‘The signal was not bright enough to reveal anything outside of Jupiter’s polar regions at the time, but with the lessons learned from that work we managed to secure time on one of the largest, most competitive telescopes on Earth some years later.
‘Using the Keck telescope we produced temperature maps of extraordinary detail. We found that temperatures start very high within the aurora, as expected from previous work, but now we could observe that Jupiter’s aurora, despite taking up less than 10% of the area of the planet, appear to be heating the whole thing.’

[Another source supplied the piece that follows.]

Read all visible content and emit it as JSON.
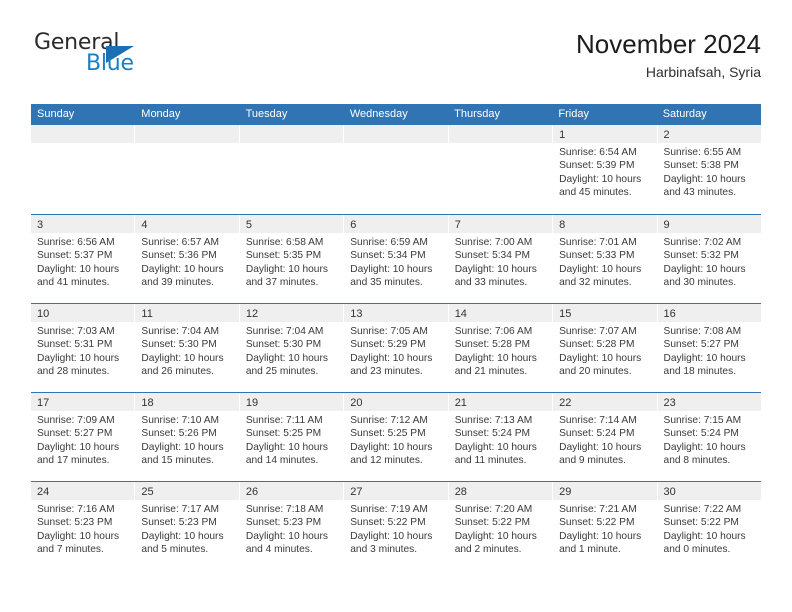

Earth has similar light shows, known as the Aurora Borealis and Australis (or more commonly known as the northern and southern lights), which form when ions of solar winds collide with atoms of oxygen and nitrogen in the atmosphere.
To solve this mystery, space scientists at the University of Leicester, along with NASA, created heat maps of Jupiter and found intense auroras are driving the extreme temperatures, despite only covering less than 10 percent of the planet
However, Jupiter’s cosmic event is fueled by its volcanic moon, Io, and produces the most powerful aurora in the solar system.
The fact that Io plays a key role in Jupiter’s auroras was only discovered in March, utilizing data captured by NASA’s Juno spacecraft.
Also known as the Jovian polar light show, or the auroral dawn storms, the auroras start off as particles that become ionized and trapped around the gas giant planet by its magnetic field, creating the circular early morning light show around the polar regions.
Scientist have previously speculated the Jovian aurorae was the mechanism behind Jupiter’s atmospheric heating, but the study is the first to confirm it.
The team used the powerful Keck Observatory in Hawai’i to create ‘the most-detailed yet’ map of the gas giant’s upper atmosphere, allowing them to provide evidence that the stunning light show is delivering planet-wide heating.
Charged particles that escape from Jupiter’s volcanic moon Io (pictured) are captured by the planet’s magnetic field, which in turn produces ultraviolet auroras.
Researchers created five maps of the atmospheric temperature at different spatial resolutions, with the highest resolution map showing an average temperature measurement for squares two degrees longitude ‘high’ by two degrees latitude ‘wide.’
The team scoured more than 10,000 individual data points, only mapping points with an uncertainty of less than five percent.
Observations also showed a region of localized heating in the sub-auroral region that could be interpreted as a limited wave of heat propagating equatorward, which might also show evidence of the process driving heat transfer.
How NASA’s Juno probe to Jupiter will reveal the secrets of the solar system’s biggest planet
The Juno probe reached Jupiter in 2016 after a five-year, 1.8 billion-mile journey from Earth
The Juno probe reached Jupiter on July 4, 2016, after a five-year, 1.8 billion-mile (2.8bn km) journey from Earth.
Following a successful braking manoeuvre, it entered into a long polar orbit flying to within 3,100 miles (5,000 km) of the planet’s swirling cloud tops.
The probe skimmed to within just 2,600 miles (4,200 km) of the planet’s clouds once a fortnight – too close to provide global coverage in a single image.
No previous spacecraft has orbited so close to Jupiter, although two others have been sent plunging to their destruction through its atmosphere.
To complete its risky mission Juno survived a circuit-frying radiation storm generated by Jupiter’s powerful magnetic field.
The maelstrom of high energy particles travelling at nearly the speed of light is the harshest radiation environment in the Solar System.
To cope with the conditions, the spacecraft was protected with special radiation-hardened wiring and sensor shielding.
Its all-important ‘brain’ – the spacecraft’s flight computer – was housed in an armoured vault made of titanium and weighing almost 400 pounds (172kg).
The craft is expected to study the composition of the planet’s atmosphere until 2025.